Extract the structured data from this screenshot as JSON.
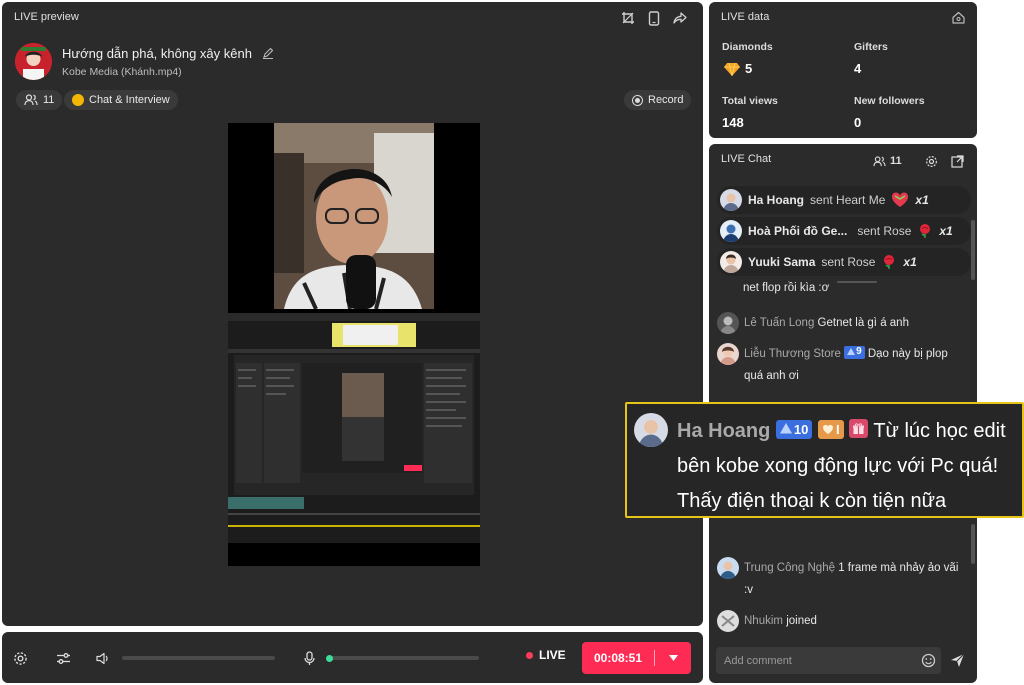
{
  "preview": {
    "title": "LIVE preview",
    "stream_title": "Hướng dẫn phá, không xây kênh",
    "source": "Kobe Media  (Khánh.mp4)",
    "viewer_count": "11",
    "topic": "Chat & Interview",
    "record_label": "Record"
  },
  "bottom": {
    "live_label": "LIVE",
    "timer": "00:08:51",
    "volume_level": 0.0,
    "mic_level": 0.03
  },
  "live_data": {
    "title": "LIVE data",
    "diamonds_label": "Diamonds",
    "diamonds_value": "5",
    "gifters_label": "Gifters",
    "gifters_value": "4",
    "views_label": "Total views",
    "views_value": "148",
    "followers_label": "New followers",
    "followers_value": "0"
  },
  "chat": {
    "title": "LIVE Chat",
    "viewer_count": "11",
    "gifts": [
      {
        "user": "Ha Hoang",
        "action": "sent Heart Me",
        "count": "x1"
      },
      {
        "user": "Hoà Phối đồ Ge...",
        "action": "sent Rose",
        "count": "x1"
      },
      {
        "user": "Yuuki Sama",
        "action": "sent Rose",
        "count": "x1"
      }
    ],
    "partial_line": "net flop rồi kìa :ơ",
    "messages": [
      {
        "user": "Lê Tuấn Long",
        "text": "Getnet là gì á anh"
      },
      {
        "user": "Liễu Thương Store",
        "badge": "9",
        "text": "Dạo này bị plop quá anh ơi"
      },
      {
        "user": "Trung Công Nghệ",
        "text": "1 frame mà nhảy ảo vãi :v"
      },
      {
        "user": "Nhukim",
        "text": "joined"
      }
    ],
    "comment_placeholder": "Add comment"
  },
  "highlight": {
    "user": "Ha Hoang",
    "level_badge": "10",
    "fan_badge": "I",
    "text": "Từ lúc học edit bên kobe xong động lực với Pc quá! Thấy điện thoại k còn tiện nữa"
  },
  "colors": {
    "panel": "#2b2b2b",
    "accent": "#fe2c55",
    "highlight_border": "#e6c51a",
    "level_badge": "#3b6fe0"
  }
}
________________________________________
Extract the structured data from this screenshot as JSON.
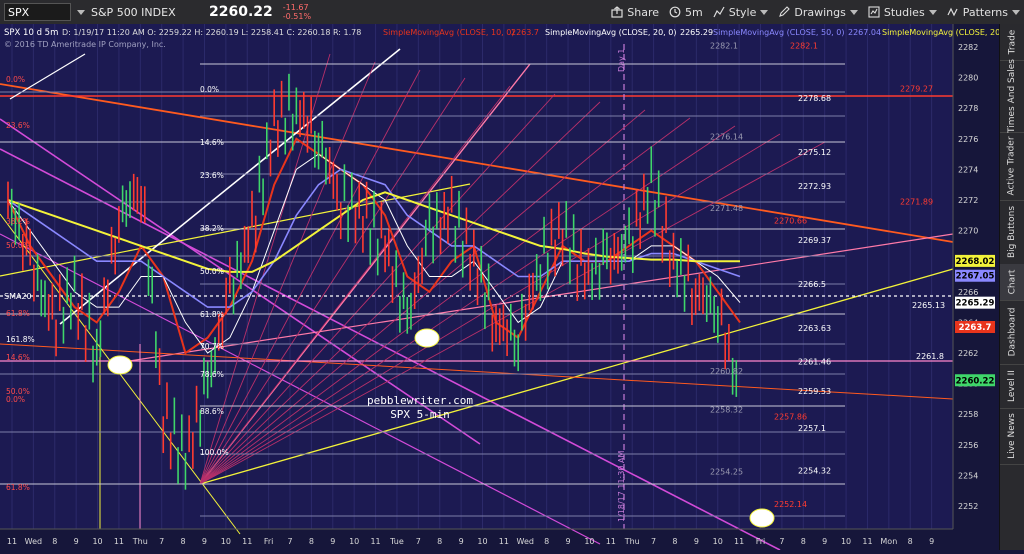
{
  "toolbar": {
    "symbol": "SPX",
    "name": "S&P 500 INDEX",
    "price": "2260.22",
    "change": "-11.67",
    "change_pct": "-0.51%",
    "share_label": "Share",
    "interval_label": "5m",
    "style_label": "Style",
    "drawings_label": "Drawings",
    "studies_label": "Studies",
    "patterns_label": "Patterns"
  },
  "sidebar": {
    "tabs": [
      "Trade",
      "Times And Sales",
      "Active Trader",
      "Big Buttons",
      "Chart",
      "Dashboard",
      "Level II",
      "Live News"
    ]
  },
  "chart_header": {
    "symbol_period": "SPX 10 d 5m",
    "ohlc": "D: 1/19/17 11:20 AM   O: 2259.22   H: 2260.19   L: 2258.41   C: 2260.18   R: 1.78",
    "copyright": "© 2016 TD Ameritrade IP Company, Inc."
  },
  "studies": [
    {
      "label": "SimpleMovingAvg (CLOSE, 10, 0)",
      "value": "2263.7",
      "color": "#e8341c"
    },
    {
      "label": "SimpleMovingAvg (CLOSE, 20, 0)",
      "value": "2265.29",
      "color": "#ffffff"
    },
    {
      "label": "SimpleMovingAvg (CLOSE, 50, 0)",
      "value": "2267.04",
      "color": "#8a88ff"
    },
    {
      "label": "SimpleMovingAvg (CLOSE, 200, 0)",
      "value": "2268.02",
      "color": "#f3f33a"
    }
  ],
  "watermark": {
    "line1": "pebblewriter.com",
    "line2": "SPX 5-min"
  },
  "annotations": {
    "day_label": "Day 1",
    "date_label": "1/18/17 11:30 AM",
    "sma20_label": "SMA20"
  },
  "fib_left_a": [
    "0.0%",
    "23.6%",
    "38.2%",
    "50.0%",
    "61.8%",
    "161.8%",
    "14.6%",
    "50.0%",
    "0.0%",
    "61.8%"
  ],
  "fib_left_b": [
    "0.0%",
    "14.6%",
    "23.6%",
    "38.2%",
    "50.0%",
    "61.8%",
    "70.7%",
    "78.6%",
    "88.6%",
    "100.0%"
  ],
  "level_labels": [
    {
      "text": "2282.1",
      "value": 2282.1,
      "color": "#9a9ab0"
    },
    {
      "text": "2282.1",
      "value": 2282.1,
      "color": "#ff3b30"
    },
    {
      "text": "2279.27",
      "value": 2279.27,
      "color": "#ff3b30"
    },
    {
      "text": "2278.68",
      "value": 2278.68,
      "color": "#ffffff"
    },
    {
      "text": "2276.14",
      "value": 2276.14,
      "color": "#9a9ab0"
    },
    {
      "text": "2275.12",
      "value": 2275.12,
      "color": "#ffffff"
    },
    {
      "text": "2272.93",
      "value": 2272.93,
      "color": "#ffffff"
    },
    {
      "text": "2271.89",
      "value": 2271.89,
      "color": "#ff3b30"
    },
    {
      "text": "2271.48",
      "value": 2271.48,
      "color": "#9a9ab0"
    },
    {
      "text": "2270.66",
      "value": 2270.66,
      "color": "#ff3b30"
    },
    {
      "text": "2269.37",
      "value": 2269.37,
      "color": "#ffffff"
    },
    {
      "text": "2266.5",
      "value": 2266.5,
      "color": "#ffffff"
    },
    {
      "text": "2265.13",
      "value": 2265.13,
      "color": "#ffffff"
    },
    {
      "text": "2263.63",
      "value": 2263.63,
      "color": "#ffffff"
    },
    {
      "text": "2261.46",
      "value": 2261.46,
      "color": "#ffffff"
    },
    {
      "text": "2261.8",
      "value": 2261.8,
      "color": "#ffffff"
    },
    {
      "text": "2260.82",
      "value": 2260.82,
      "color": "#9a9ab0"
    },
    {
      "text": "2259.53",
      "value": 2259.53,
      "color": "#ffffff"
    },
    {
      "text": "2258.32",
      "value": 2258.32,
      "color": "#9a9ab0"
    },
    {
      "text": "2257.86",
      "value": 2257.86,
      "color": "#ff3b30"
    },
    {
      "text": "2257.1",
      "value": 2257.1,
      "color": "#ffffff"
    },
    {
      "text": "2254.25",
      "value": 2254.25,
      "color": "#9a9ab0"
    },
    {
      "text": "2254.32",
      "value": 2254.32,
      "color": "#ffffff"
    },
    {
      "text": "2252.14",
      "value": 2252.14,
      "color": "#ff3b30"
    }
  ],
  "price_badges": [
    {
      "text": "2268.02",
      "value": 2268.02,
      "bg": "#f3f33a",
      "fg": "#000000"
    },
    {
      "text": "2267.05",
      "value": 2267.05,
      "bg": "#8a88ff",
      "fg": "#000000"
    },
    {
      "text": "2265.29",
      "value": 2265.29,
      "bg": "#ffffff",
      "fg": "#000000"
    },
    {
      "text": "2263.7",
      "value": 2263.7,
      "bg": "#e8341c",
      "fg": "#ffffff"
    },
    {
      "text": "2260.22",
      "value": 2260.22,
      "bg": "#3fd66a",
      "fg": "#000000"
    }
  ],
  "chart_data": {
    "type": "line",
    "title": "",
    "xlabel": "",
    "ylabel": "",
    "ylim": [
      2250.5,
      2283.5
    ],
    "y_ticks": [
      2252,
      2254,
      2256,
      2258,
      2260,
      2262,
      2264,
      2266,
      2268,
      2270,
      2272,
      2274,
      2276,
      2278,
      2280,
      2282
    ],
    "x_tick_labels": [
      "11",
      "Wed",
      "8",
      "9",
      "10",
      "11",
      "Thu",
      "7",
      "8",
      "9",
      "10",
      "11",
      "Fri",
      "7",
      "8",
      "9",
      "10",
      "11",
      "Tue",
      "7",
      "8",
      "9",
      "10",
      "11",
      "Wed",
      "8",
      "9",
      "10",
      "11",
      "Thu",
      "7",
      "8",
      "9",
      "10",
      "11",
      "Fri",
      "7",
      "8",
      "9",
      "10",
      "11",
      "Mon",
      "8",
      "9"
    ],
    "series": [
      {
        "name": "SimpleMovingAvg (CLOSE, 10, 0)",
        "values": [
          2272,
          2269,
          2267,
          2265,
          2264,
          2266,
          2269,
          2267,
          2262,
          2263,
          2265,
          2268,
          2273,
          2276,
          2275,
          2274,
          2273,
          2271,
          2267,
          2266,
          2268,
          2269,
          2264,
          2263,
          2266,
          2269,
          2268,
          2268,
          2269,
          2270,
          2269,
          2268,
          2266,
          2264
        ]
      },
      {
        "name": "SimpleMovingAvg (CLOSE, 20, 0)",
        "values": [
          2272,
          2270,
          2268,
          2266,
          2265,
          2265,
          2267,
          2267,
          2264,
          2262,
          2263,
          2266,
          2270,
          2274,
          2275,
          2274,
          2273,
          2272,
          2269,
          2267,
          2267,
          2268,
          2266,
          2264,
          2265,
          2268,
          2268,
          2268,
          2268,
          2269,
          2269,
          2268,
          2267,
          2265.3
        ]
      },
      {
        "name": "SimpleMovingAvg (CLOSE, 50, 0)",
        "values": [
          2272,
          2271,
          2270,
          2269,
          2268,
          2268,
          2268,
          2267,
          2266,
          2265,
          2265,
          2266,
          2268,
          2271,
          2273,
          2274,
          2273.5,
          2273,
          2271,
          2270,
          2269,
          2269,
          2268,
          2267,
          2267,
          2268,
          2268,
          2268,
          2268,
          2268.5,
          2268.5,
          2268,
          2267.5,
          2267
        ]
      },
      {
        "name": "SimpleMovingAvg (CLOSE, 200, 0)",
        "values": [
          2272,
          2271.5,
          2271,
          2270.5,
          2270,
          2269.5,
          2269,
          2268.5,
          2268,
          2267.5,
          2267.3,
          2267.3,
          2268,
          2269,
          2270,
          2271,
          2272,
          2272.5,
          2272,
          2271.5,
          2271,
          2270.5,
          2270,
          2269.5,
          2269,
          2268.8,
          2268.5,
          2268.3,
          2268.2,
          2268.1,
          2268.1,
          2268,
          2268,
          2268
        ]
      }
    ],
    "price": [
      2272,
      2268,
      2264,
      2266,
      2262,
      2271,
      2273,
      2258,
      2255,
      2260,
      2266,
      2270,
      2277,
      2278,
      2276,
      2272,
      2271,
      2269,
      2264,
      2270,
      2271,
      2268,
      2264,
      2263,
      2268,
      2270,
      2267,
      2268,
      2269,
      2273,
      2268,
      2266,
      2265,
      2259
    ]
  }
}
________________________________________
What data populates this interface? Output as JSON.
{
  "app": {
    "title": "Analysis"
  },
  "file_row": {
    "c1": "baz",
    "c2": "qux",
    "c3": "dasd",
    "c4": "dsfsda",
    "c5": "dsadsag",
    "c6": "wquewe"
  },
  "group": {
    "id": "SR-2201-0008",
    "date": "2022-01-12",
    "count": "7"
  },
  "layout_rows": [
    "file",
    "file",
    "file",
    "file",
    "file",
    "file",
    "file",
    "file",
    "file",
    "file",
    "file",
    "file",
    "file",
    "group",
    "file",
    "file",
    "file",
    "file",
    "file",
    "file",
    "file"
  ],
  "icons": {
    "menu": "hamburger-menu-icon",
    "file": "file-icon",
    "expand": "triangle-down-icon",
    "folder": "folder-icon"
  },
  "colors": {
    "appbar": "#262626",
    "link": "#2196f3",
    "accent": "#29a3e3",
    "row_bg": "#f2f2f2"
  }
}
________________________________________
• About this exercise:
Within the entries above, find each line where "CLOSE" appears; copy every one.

• Finished exercise:
      "label": "SimpleMovingAvg (CLOSE, 10, 0)",
      "label": "SimpleMovingAvg (CLOSE, 20, 0)",
      "label": "SimpleMovingAvg (CLOSE, 50, 0)",
      "label": "SimpleMovingAvg (CLOSE, 200, 0)",
        "name": "SimpleMovingAvg (CLOSE, 10, 0)",
        "name": "SimpleMovingAvg (CLOSE, 20, 0)",
        "name": "SimpleMovingAvg (CLOSE, 50, 0)",
        "name": "SimpleMovingAvg (CLOSE, 200, 0)",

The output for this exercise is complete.